The Name Game

Things change. Organizations evolve. Sometimes, a firm requires repositioning to meet new demands or to refresh a brand. Or it may face transitional concerns as its founders reach retirement age.

Design firms are particularly vulnerable to the latter challenge. Often, a company’s reputation is inexorably linked to that of its originator. Remove the literal name brand and everything can tumble like a house of cards. New companies may spin off from the ensuing debris yet still, they must build again from the ground up.

Such was the situation with Toronto’s Raymond Chiappetta Associates. Founded in 1987 by Joanne Raymond and Mario Chiappetta, RCA existed for many years as a well-respected company with a specialty niche in commercial interiors. Its principals, having  recently transferred company ownership to two former partners, designer Isabelle Talbot and project manager Joe Trozzo, now work part-time as conversion to the new business entity takes effect. Pursuant to mutual agreement, the company’s name needed to be changed.

Talbot and Trozzo had already decided to start over in a new space, shifting from RCA’s old Queen Street West offices to the main floor of a renovated factory in the upwardly trending Junction Triangle neighbourhood. The question next became how to maintain the industry goodwill and reputation of their former firm while establishing their own unique identity, as well as charting a path towards the future.

“We had a debate,” Talbot recalls of the rebranding initiative that began earlier this year. “We said, ‘We’re in the design business – should we be doing this ourselves?’ We finally decided to leave it to the professionals. We are always telling our clients to hire experts. So we did.”

A friend recommended Toronto brand-strategy group Parcel Design, led by partners Erin Brand, Julie Mitchell and Gary Beelik. Because of the tight turn-around connected to the new firm’s physical move, the entire strategic procedure of conducting research, formulating strategy and creating an identity would have to be done in just two months, half its normal time.

Parcel kicked things off with some conversational research, one-on-one interviews with past and present RCA clients and other stakeholders. Their collective comments were then boiled down and plotted out on a tree-shaped chart called the Brand Map, which allows at-a-glance evaluation of how the brand is perceived. At this point, Talbot and Trozzo entered the core decision-making process. “Some of the info we knew,” says Trozzo, “and some was hard to hear. We started brainstorming. What were our strengths and weaknesses? Our goals and values? What did we want the company to be?”

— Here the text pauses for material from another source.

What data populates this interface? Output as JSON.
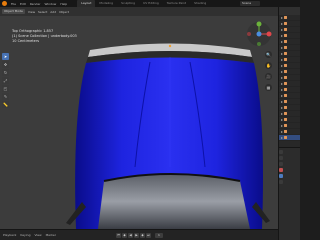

One of the take-aways uncovered in this joint exercise was that the existing brand didn’t accurately portray the type of relationship that Trozzo and Talbot’s clients had come to expect. “It was almost like the existing brand was doing them a disservice,” Erin Brand remembers in a recent phone interview. “It felt traditional, a bit dated, not very design driven, whereas the actual experience with Joe and Isabelle was quite different.”

Research showed that the design duo excelled in building personal connections with their clients, in carefully listening and responding to needs, in coming up with relevant design solutions that were as practical as they were attractive. Brand tags their approach   Pragmatic by Design. Given this feedback, Parcel proposed a handful of potential names that would speak to the firm’s “value proposition,” marketing-speak for its uniqueness. Of the handful of choices, one instantly stood out – Ray.

The new name gives a nod to the past yet implies a more accessible, contemporary persona. According to Talbot, people would frequently call Raymond Chiappetta and ask to “speak to Ray.” Her partner Joe also uses a friendly, shortened form of his more formal birth name, and all their own work is conducted on a first-name basis. As an added  bonus, “Ray” possesses welcome connotations of illumination and energy. Even the materials sent out to announce the name change, headlined “Ray Creates Anything,” dovetailed neatly into the firm’s SEO-rich domain name.

It’s fascinating how those three little letters have already done so much for the firm. The new word-mark logo, set in traditional serif type with a distinctive modern fade, is stencilled in bold black and white – Ray Works Here – over their reception desk. The new office itself balances white walls with black furnishings. And, like the typeface, the space showcases Ray’s open, approachable design semiotics. Trozzo and Talbot, along with their 14-member staff, have fully embraced the We Are Ray brand experience, best described as a yin-yang of right-brain creativity matched with left-brain project management skills.

Feedback from clients and the design community after the June, 2015 launch of both the new office and the new name has been highly positive. “Ray is still a boutique firm,” says Talbot, “but the rebranding pushes it up in category and in profile.”

Parcel’s Erin Brand remarks that, thanks to the support and collaboration of Ray’s partners:  “Our whole team thoroughly enjoyed the process. We’re so proud of the outcome. They trusted us to do our best work, and allowed us to do our best work. The results speak for themselves.”

And when they do speak, we bet they do it on a first-name basis.